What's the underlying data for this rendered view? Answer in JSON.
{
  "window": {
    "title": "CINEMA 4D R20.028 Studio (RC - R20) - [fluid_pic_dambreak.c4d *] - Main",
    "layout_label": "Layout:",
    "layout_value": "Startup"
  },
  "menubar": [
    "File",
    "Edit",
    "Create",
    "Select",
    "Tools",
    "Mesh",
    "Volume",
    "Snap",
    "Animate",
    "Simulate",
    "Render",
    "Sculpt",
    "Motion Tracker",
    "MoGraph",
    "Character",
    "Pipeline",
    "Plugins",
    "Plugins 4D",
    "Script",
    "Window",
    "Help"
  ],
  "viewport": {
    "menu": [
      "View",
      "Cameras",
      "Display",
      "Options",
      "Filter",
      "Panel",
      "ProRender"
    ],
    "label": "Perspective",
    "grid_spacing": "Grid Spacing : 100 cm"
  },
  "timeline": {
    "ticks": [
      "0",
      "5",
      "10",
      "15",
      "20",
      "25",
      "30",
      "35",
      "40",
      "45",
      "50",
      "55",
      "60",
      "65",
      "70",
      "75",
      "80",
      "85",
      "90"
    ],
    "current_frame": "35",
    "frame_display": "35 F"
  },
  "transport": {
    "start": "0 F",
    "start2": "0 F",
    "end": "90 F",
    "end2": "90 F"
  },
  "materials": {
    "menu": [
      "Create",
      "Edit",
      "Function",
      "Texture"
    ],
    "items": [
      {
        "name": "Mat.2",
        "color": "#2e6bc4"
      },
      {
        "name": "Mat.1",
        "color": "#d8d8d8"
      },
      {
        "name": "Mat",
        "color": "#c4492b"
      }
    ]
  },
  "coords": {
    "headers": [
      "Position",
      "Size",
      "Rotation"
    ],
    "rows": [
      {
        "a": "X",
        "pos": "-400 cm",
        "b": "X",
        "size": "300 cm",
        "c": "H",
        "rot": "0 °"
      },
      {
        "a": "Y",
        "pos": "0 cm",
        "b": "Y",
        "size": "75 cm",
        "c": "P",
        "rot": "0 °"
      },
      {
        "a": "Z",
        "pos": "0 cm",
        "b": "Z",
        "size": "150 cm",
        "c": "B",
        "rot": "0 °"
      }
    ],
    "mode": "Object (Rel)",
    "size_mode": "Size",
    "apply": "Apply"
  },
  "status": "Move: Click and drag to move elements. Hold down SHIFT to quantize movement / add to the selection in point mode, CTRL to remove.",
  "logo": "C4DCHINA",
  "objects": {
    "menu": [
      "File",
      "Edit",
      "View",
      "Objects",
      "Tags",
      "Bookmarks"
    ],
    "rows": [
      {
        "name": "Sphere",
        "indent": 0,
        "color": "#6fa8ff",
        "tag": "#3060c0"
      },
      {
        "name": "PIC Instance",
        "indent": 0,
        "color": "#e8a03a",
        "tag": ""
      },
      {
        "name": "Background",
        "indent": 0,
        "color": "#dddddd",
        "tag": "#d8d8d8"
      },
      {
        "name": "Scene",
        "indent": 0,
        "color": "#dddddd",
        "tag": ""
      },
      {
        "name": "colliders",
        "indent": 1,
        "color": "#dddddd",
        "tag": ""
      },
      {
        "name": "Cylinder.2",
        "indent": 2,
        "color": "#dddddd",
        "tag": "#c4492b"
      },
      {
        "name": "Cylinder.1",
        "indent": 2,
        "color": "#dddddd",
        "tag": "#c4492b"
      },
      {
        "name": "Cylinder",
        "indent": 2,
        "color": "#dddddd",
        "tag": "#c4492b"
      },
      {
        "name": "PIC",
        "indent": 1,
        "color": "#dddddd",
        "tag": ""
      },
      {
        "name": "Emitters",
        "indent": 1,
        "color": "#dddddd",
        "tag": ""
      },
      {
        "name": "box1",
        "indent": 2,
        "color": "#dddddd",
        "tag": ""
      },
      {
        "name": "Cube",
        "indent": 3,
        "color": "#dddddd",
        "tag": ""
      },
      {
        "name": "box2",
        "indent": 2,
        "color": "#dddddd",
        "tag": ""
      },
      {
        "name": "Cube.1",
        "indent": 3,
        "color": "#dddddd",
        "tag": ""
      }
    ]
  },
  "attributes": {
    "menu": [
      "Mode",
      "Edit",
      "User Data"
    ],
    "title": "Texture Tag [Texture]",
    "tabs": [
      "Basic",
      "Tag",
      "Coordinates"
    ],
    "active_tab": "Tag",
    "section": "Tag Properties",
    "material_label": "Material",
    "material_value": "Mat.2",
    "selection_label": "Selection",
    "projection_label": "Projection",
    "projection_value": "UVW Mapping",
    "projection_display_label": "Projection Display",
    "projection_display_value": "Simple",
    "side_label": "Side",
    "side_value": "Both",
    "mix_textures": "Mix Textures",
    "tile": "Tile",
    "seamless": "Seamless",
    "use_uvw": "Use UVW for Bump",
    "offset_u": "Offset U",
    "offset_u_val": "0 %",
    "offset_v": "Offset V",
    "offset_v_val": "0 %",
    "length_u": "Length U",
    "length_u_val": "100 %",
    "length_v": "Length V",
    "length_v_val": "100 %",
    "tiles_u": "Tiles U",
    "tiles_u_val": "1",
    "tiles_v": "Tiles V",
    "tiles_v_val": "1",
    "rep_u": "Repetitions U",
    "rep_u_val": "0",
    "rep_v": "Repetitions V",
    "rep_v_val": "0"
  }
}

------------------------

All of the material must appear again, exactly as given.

- _Your response_
What's the underlying data for this rendered view? Answer in JSON.
{
  "window": {
    "title": "CINEMA 4D R20.028 Studio (RC - R20) - [fluid_pic_dambreak.c4d *] - Main",
    "layout_label": "Layout:",
    "layout_value": "Startup"
  },
  "menubar": [
    "File",
    "Edit",
    "Create",
    "Select",
    "Tools",
    "Mesh",
    "Volume",
    "Snap",
    "Animate",
    "Simulate",
    "Render",
    "Sculpt",
    "Motion Tracker",
    "MoGraph",
    "Character",
    "Pipeline",
    "Plugins",
    "Plugins 4D",
    "Script",
    "Window",
    "Help"
  ],
  "viewport": {
    "menu": [
      "View",
      "Cameras",
      "Display",
      "Options",
      "Filter",
      "Panel",
      "ProRender"
    ],
    "label": "Perspective",
    "grid_spacing": "Grid Spacing : 100 cm"
  },
  "timeline": {
    "ticks": [
      "0",
      "5",
      "10",
      "15",
      "20",
      "25",
      "30",
      "35",
      "40",
      "45",
      "50",
      "55",
      "60",
      "65",
      "70",
      "75",
      "80",
      "85",
      "90"
    ],
    "current_frame": "35",
    "frame_display": "35 F"
  },
  "transport": {
    "start": "0 F",
    "start2": "0 F",
    "end": "90 F",
    "end2": "90 F"
  },
  "materials": {
    "menu": [
      "Create",
      "Edit",
      "Function",
      "Texture"
    ],
    "items": [
      {
        "name": "Mat.2",
        "color": "#2e6bc4"
      },
      {
        "name": "Mat.1",
        "color": "#d8d8d8"
      },
      {
        "name": "Mat",
        "color": "#c4492b"
      }
    ]
  },
  "coords": {
    "headers": [
      "Position",
      "Size",
      "Rotation"
    ],
    "rows": [
      {
        "a": "X",
        "pos": "-400 cm",
        "b": "X",
        "size": "300 cm",
        "c": "H",
        "rot": "0 °"
      },
      {
        "a": "Y",
        "pos": "0 cm",
        "b": "Y",
        "size": "75 cm",
        "c": "P",
        "rot": "0 °"
      },
      {
        "a": "Z",
        "pos": "0 cm",
        "b": "Z",
        "size": "150 cm",
        "c": "B",
        "rot": "0 °"
      }
    ],
    "mode": "Object (Rel)",
    "size_mode": "Size",
    "apply": "Apply"
  },
  "status": "Move: Click and drag to move elements. Hold down SHIFT to quantize movement / add to the selection in point mode, CTRL to remove.",
  "logo": "C4DCHINA",
  "objects": {
    "menu": [
      "File",
      "Edit",
      "View",
      "Objects",
      "Tags",
      "Bookmarks"
    ],
    "rows": [
      {
        "name": "Sphere",
        "indent": 0,
        "color": "#6fa8ff",
        "tag": "#3060c0"
      },
      {
        "name": "PIC Instance",
        "indent": 0,
        "color": "#e8a03a",
        "tag": ""
      },
      {
        "name": "Background",
        "indent": 0,
        "color": "#dddddd",
        "tag": "#d8d8d8"
      },
      {
        "name": "Scene",
        "indent": 0,
        "color": "#dddddd",
        "tag": ""
      },
      {
        "name": "colliders",
        "indent": 1,
        "color": "#dddddd",
        "tag": ""
      },
      {
        "name": "Cylinder.2",
        "indent": 2,
        "color": "#dddddd",
        "tag": "#c4492b"
      },
      {
        "name": "Cylinder.1",
        "indent": 2,
        "color": "#dddddd",
        "tag": "#c4492b"
      },
      {
        "name": "Cylinder",
        "indent": 2,
        "color": "#dddddd",
        "tag": "#c4492b"
      },
      {
        "name": "PIC",
        "indent": 1,
        "color": "#dddddd",
        "tag": ""
      },
      {
        "name": "Emitters",
        "indent": 1,
        "color": "#dddddd",
        "tag": ""
      },
      {
        "name": "box1",
        "indent": 2,
        "color": "#dddddd",
        "tag": ""
      },
      {
        "name": "Cube",
        "indent": 3,
        "color": "#dddddd",
        "tag": ""
      },
      {
        "name": "box2",
        "indent": 2,
        "color": "#dddddd",
        "tag": ""
      },
      {
        "name": "Cube.1",
        "indent": 3,
        "color": "#dddddd",
        "tag": ""
      }
    ]
  },
  "attributes": {
    "menu": [
      "Mode",
      "Edit",
      "User Data"
    ],
    "title": "Texture Tag [Texture]",
    "tabs": [
      "Basic",
      "Tag",
      "Coordinates"
    ],
    "active_tab": "Tag",
    "section": "Tag Properties",
    "material_label": "Material",
    "material_value": "Mat.2",
    "selection_label": "Selection",
    "projection_label": "Projection",
    "projection_value": "UVW Mapping",
    "projection_display_label": "Projection Display",
    "projection_display_value": "Simple",
    "side_label": "Side",
    "side_value": "Both",
    "mix_textures": "Mix Textures",
    "tile": "Tile",
    "seamless": "Seamless",
    "use_uvw": "Use UVW for Bump",
    "offset_u": "Offset U",
    "offset_u_val": "0 %",
    "offset_v": "Offset V",
    "offset_v_val": "0 %",
    "length_u": "Length U",
    "length_u_val": "100 %",
    "length_v": "Length V",
    "length_v_val": "100 %",
    "tiles_u": "Tiles U",
    "tiles_u_val": "1",
    "tiles_v": "Tiles V",
    "tiles_v_val": "1",
    "rep_u": "Repetitions U",
    "rep_u_val": "0",
    "rep_v": "Repetitions V",
    "rep_v_val": "0"
  }
}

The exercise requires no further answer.